**Try it:** Lines of the data that contain the word "Main" are the ones to copy.

Stored data:
☆ ☆ ☆ ☆ ☆ ☆ ☆

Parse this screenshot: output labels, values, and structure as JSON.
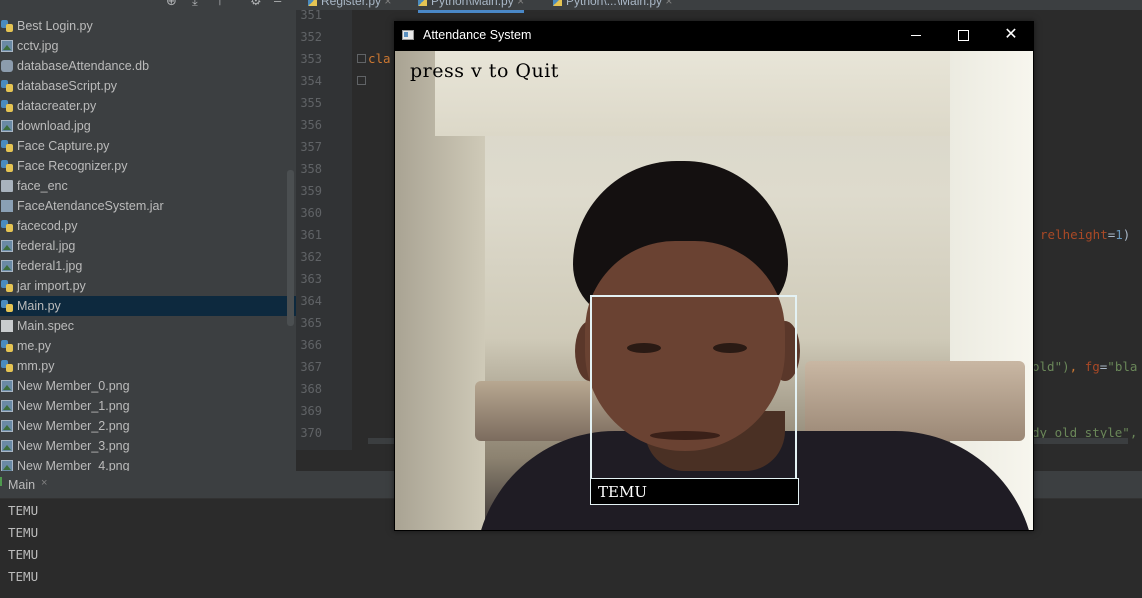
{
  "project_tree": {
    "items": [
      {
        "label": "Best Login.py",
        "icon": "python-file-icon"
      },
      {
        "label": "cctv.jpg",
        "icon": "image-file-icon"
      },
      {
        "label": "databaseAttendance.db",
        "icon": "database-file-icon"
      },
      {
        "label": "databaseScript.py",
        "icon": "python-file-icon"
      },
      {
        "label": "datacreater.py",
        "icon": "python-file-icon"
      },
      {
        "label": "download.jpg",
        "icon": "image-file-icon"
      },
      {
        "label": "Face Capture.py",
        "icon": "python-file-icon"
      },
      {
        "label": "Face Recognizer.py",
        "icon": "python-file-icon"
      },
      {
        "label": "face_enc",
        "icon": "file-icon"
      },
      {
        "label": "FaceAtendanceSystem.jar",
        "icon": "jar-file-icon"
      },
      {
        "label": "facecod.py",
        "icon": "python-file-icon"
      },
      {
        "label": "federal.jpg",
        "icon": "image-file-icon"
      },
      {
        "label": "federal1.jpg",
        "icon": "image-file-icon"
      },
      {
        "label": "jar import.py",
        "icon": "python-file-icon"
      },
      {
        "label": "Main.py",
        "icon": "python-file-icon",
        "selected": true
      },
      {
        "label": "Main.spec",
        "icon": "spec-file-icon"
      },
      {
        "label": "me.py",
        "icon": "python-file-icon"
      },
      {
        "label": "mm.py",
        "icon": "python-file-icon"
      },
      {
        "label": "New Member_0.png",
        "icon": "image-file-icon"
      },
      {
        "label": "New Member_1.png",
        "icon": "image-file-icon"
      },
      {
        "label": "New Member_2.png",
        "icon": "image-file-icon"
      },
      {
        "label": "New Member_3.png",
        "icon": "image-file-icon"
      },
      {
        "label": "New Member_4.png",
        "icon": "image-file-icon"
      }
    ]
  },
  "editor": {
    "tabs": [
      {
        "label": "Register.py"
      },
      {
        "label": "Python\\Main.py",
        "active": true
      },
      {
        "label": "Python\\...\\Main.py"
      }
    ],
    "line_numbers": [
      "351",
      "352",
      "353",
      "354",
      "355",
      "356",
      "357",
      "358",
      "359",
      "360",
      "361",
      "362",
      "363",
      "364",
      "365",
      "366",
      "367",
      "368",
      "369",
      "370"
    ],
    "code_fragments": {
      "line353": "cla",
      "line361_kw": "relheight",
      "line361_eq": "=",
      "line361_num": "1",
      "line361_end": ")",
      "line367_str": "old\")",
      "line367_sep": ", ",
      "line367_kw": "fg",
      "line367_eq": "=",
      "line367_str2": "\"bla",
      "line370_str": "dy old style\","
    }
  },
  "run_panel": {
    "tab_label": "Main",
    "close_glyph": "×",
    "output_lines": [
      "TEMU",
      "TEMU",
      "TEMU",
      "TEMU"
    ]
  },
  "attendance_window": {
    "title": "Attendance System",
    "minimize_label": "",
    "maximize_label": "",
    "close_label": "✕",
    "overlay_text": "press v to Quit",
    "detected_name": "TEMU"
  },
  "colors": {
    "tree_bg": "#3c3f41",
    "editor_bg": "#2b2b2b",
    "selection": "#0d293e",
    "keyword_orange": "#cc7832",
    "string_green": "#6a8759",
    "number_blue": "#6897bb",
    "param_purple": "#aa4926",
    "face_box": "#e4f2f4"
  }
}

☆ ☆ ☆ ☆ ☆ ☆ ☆

**Written solution:**
        "label": "Main.py",
        "label": "Main.spec",
        "label": "Python\\Main.py",
        "label": "Python\\...\\Main.py"
    "tab_label": "Main",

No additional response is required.